- [Work to be completed] In your copy, leave out the pictures and reproduce the listing below exactly.

- [Records for processing]

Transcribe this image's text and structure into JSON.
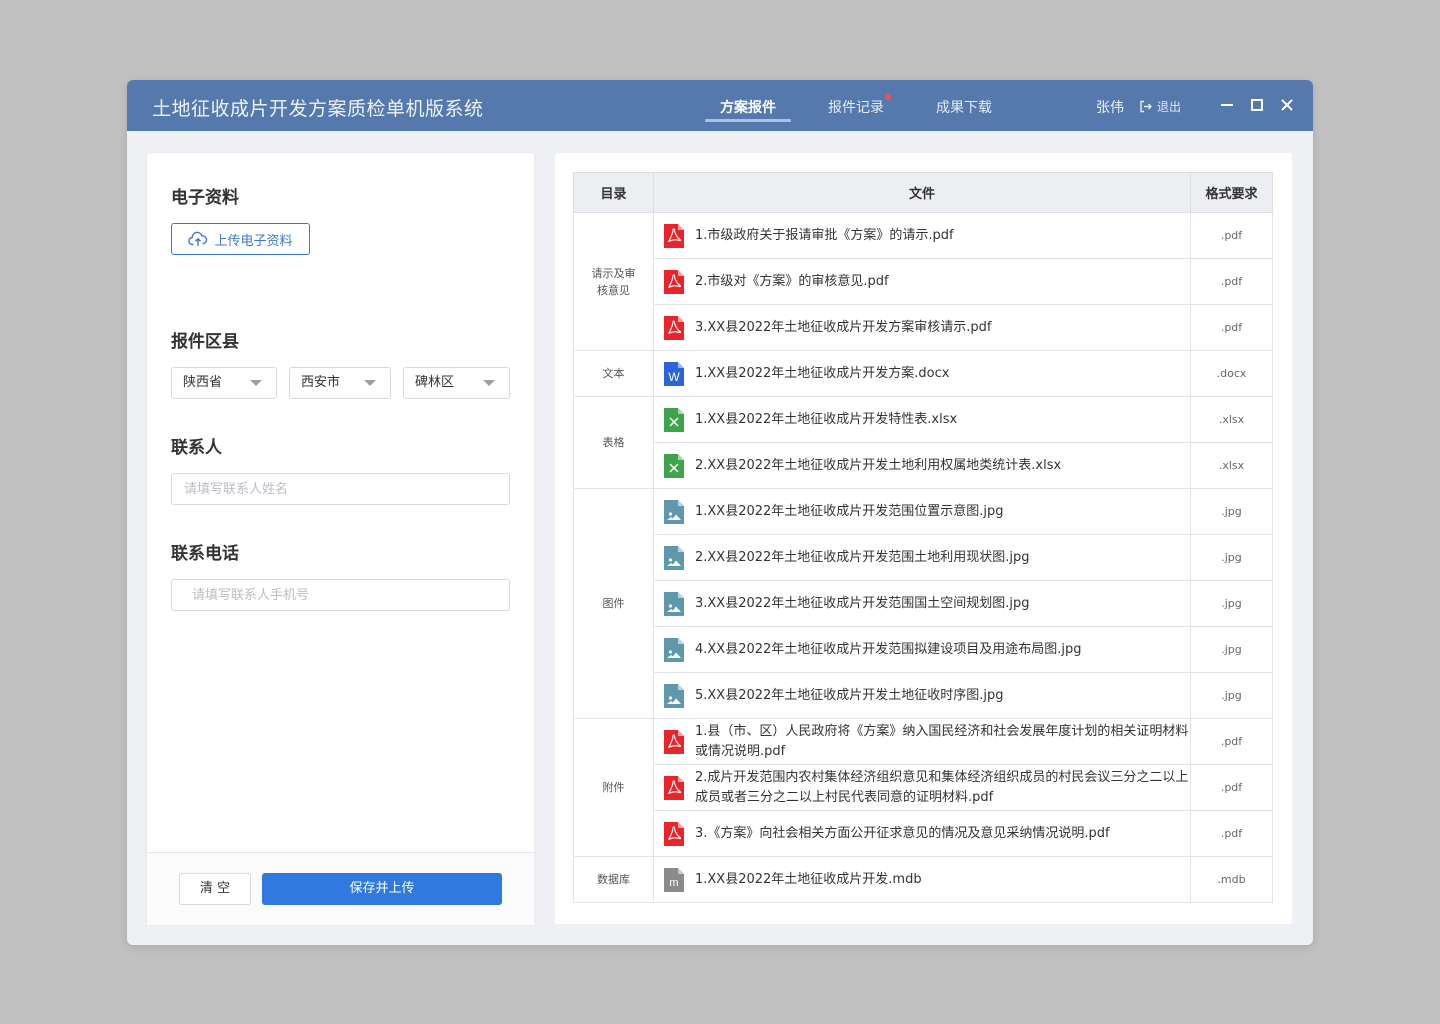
{
  "app": {
    "title": "土地征收成片开发方案质检单机版系统",
    "user_name": "张伟",
    "logout_label": "退出"
  },
  "nav": {
    "tabs": [
      {
        "label": "方案报件",
        "active": true
      },
      {
        "label": "报件记录",
        "has_notification": true
      },
      {
        "label": "成果下载"
      }
    ]
  },
  "left": {
    "e_docs_title": "电子资料",
    "upload_label": "上传电子资料",
    "region_title": "报件区县",
    "province": "陕西省",
    "city": "西安市",
    "district": "碑林区",
    "contact_title": "联系人",
    "contact_placeholder": "请填写联系人姓名",
    "phone_title": "联系电话",
    "phone_placeholder": "请填写联系人手机号",
    "clear_label": "清 空",
    "save_label": "保存并上传"
  },
  "table": {
    "headers": [
      "目录",
      "文件",
      "格式要求"
    ],
    "groups": [
      {
        "category": "请示及审核意见",
        "rows": [
          {
            "icon": "pdf-icon",
            "file": "1.市级政府关于报请审批《方案》的请示.pdf",
            "format": ".pdf"
          },
          {
            "icon": "pdf-icon",
            "file": "2.市级对《方案》的审核意见.pdf",
            "format": ".pdf"
          },
          {
            "icon": "pdf-icon",
            "file": "3.XX县2022年土地征收成片开发方案审核请示.pdf",
            "format": ".pdf"
          }
        ]
      },
      {
        "category": "文本",
        "rows": [
          {
            "icon": "word-icon",
            "file": "1.XX县2022年土地征收成片开发方案.docx",
            "format": ".docx"
          }
        ]
      },
      {
        "category": "表格",
        "rows": [
          {
            "icon": "excel-icon",
            "file": "1.XX县2022年土地征收成片开发特性表.xlsx",
            "format": ".xlsx"
          },
          {
            "icon": "excel-icon",
            "file": "2.XX县2022年土地征收成片开发土地利用权属地类统计表.xlsx",
            "format": ".xlsx"
          }
        ]
      },
      {
        "category": "图件",
        "rows": [
          {
            "icon": "image-icon",
            "file": "1.XX县2022年土地征收成片开发范围位置示意图.jpg",
            "format": ".jpg"
          },
          {
            "icon": "image-icon",
            "file": "2.XX县2022年土地征收成片开发范围土地利用现状图.jpg",
            "format": ".jpg"
          },
          {
            "icon": "image-icon",
            "file": "3.XX县2022年土地征收成片开发范围国土空间规划图.jpg",
            "format": ".jpg"
          },
          {
            "icon": "image-icon",
            "file": "4.XX县2022年土地征收成片开发范围拟建设项目及用途布局图.jpg",
            "format": ".jpg"
          },
          {
            "icon": "image-icon",
            "file": "5.XX县2022年土地征收成片开发土地征收时序图.jpg",
            "format": ".jpg"
          }
        ]
      },
      {
        "category": "附件",
        "rows": [
          {
            "icon": "pdf-icon",
            "file": "1.县（市、区）人民政府将《方案》纳入国民经济和社会发展年度计划的相关证明材料或情况说明.pdf",
            "format": ".pdf"
          },
          {
            "icon": "pdf-icon",
            "file": "2.成片开发范围内农村集体经济组织意见和集体经济组织成员的村民会议三分之二以上成员或者三分之二以上村民代表同意的证明材料.pdf",
            "format": ".pdf"
          },
          {
            "icon": "pdf-icon",
            "file": "3.《方案》向社会相关方面公开征求意见的情况及意见采纳情况说明.pdf",
            "format": ".pdf"
          }
        ]
      },
      {
        "category": "数据库",
        "rows": [
          {
            "icon": "mdb-icon",
            "file": "1.XX县2022年土地征收成片开发.mdb",
            "format": ".mdb"
          }
        ]
      }
    ]
  },
  "colors": {
    "titlebar": "#5578ad",
    "primary": "#2f79df",
    "pdf": "#e8252b",
    "word": "#2b63d9",
    "excel": "#3ea34a",
    "image": "#5f97ab",
    "mdb": "#8a8a8a"
  }
}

- [Problem solution]
Transcribe this image's text and structure into JSON.
{
  "app": {
    "title": "土地征收成片开发方案质检单机版系统",
    "user_name": "张伟",
    "logout_label": "退出"
  },
  "nav": {
    "tabs": [
      {
        "label": "方案报件",
        "active": true
      },
      {
        "label": "报件记录",
        "has_notification": true
      },
      {
        "label": "成果下载"
      }
    ]
  },
  "left": {
    "e_docs_title": "电子资料",
    "upload_label": "上传电子资料",
    "region_title": "报件区县",
    "province": "陕西省",
    "city": "西安市",
    "district": "碑林区",
    "contact_title": "联系人",
    "contact_placeholder": "请填写联系人姓名",
    "phone_title": "联系电话",
    "phone_placeholder": "请填写联系人手机号",
    "clear_label": "清 空",
    "save_label": "保存并上传"
  },
  "table": {
    "headers": [
      "目录",
      "文件",
      "格式要求"
    ],
    "groups": [
      {
        "category": "请示及审核意见",
        "rows": [
          {
            "icon": "pdf-icon",
            "file": "1.市级政府关于报请审批《方案》的请示.pdf",
            "format": ".pdf"
          },
          {
            "icon": "pdf-icon",
            "file": "2.市级对《方案》的审核意见.pdf",
            "format": ".pdf"
          },
          {
            "icon": "pdf-icon",
            "file": "3.XX县2022年土地征收成片开发方案审核请示.pdf",
            "format": ".pdf"
          }
        ]
      },
      {
        "category": "文本",
        "rows": [
          {
            "icon": "word-icon",
            "file": "1.XX县2022年土地征收成片开发方案.docx",
            "format": ".docx"
          }
        ]
      },
      {
        "category": "表格",
        "rows": [
          {
            "icon": "excel-icon",
            "file": "1.XX县2022年土地征收成片开发特性表.xlsx",
            "format": ".xlsx"
          },
          {
            "icon": "excel-icon",
            "file": "2.XX县2022年土地征收成片开发土地利用权属地类统计表.xlsx",
            "format": ".xlsx"
          }
        ]
      },
      {
        "category": "图件",
        "rows": [
          {
            "icon": "image-icon",
            "file": "1.XX县2022年土地征收成片开发范围位置示意图.jpg",
            "format": ".jpg"
          },
          {
            "icon": "image-icon",
            "file": "2.XX县2022年土地征收成片开发范围土地利用现状图.jpg",
            "format": ".jpg"
          },
          {
            "icon": "image-icon",
            "file": "3.XX县2022年土地征收成片开发范围国土空间规划图.jpg",
            "format": ".jpg"
          },
          {
            "icon": "image-icon",
            "file": "4.XX县2022年土地征收成片开发范围拟建设项目及用途布局图.jpg",
            "format": ".jpg"
          },
          {
            "icon": "image-icon",
            "file": "5.XX县2022年土地征收成片开发土地征收时序图.jpg",
            "format": ".jpg"
          }
        ]
      },
      {
        "category": "附件",
        "rows": [
          {
            "icon": "pdf-icon",
            "file": "1.县（市、区）人民政府将《方案》纳入国民经济和社会发展年度计划的相关证明材料或情况说明.pdf",
            "format": ".pdf"
          },
          {
            "icon": "pdf-icon",
            "file": "2.成片开发范围内农村集体经济组织意见和集体经济组织成员的村民会议三分之二以上成员或者三分之二以上村民代表同意的证明材料.pdf",
            "format": ".pdf"
          },
          {
            "icon": "pdf-icon",
            "file": "3.《方案》向社会相关方面公开征求意见的情况及意见采纳情况说明.pdf",
            "format": ".pdf"
          }
        ]
      },
      {
        "category": "数据库",
        "rows": [
          {
            "icon": "mdb-icon",
            "file": "1.XX县2022年土地征收成片开发.mdb",
            "format": ".mdb"
          }
        ]
      }
    ]
  },
  "colors": {
    "titlebar": "#5578ad",
    "primary": "#2f79df",
    "pdf": "#e8252b",
    "word": "#2b63d9",
    "excel": "#3ea34a",
    "image": "#5f97ab",
    "mdb": "#8a8a8a"
  }
}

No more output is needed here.